in 1929, after years of negotiating, Brownlee was able to gain control over Alberta's natural resources. This was a right the eastern provinces were granted at Confederation, but which Alberta and Saskatchewan were denied when they became provinces in 1905. This deal would later become a critical factor in Alberta's economic success as the true magnitude of the province's oil deposits became known.
Riding a wave of popularity resulting from this agreement, Brownlee led the United Farmers to a third majority government in the 1930 election, despite alienating socialists and labour groups as he led the party towards conservatism.
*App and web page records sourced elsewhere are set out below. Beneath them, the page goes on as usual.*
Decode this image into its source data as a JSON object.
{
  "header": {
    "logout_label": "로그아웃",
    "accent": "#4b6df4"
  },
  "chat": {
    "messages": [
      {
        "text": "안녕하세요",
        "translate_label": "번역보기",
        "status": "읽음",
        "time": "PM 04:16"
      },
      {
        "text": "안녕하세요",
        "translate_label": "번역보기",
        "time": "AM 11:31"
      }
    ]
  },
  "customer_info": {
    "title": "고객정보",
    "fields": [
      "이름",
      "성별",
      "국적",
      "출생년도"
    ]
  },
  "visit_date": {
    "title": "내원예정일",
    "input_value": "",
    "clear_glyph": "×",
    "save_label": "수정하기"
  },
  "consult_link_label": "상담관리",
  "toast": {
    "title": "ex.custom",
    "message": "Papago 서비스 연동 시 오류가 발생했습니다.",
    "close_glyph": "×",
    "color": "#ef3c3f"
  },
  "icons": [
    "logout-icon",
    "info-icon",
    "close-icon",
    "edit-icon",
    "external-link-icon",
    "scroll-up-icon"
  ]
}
The Great Depression had a critical impact on the United Farmers' fortunes, as the crash in grain prices revealed the government was not well prepared to cope with the depression. With the province already in debt after the government bailed-out the bankrupt Alberta Wheat Pool in 1929, and with banks repossessing the lands of many farmers who were heavily in debt, the Farmers' opponents grew louder and more popular. The final blow was struck when Premier Brownlee was caught up in a sex scandal as he was found guilty of seducing a young clerk working in the Attorney General's office. Brownlee was forced to resign in disgrace in July of 1934.
Richard G. Reid succeeded Brownlee as Premier, however with many members jumping to the new Social Credit and Co-operative Commonwealth Federation movements, the United Farmers' fall in politics was a rapid as its rise. The party was wiped off the political map in the 1935 election.
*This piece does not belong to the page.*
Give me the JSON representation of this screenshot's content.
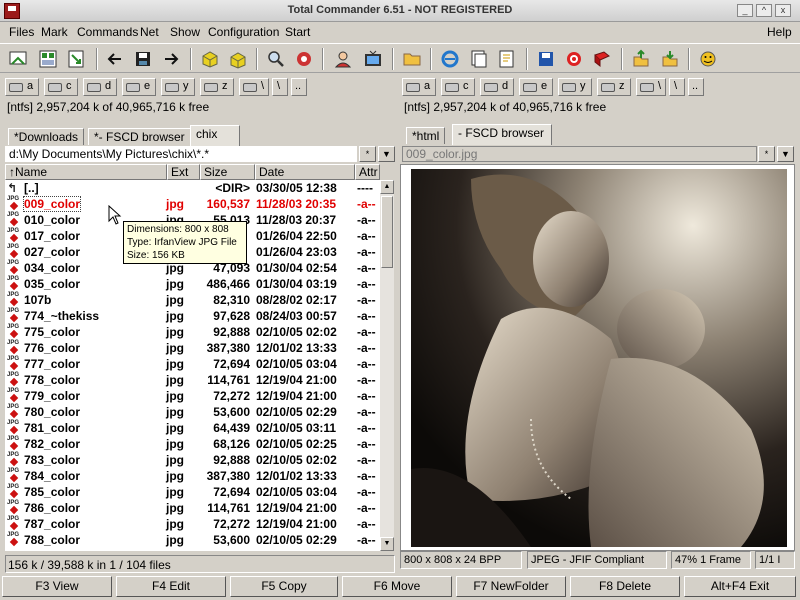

Of the nine UFA MPs elected in the 1930 federal election, eight joined the Cooperative Commonwealth Federation after it was formed in 1932. All eight ran as CCF candidates in the 1935 federal election and were defeated. The ninth UFA MP, William Thomas Lucas of Camrose, ran as a Conservative and was also defeated.
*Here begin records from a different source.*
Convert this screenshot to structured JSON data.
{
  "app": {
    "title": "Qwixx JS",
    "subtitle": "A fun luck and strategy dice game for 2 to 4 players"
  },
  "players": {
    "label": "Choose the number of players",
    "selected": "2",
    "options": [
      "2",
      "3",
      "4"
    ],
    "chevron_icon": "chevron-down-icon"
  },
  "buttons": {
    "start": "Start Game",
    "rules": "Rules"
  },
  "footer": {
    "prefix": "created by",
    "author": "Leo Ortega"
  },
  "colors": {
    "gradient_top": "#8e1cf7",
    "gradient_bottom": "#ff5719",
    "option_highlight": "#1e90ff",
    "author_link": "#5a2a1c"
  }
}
Two years after the Alberta United Farmers government was defeated, the group formally decided to withdrew from electoral politics. and in 1938, the CCF committed itself to run candidates in the next provincial and elections setting up local riding clubs for that purpose. In 1939, UFA officially disbanded its political arm. Many of the more left-wing members of the UFA organization joined the CCF though the party was never able to win the support of most former UFA voters.
The modern cooperativeEdit
Following the dissolution of its political wing, UFA focused on its commercial operations. UFA entered into a partnership with Maple Leaf Fuels, a subsidiary of Imperial Oil in 1935 to distribute fuel to its members. The next year it began to open retail stations under the Maple Leaf brand across the province.
The first farm supply store opened in Calgary in 1954, and a second in Edmonton in 1957. That same year, UFA bought the assets of Maple Leaf Fuels, granting the coop greater control over its business.
In 1984, UFA opened its first cardlock fuel agency in Calgary. Today, UFA has over 110 cardlock facilities across three provinces, and is the largest cardlock network in Alberta.
UFA has over 100,000 members and with 2004 revenues of nearly $1.1 billion, UFA is ranked as the 38th largest business in Alberta by revenue according to Alberta Venture magazine. 
- List of cooperatives
- List of Alberta general elections
- List of Alberta political parties
- List of Progressive/United Farmer MPs
- United Farmers
- United Farmers of Ontario
- Ginger Group (to which many UFA MPs belonged)
- Progressive Party of Canada
- Alberta Eugenics Board
- Alberta Heritage: Political Movements and Events
- Chronological history of UFAde:United Farmers of Alberta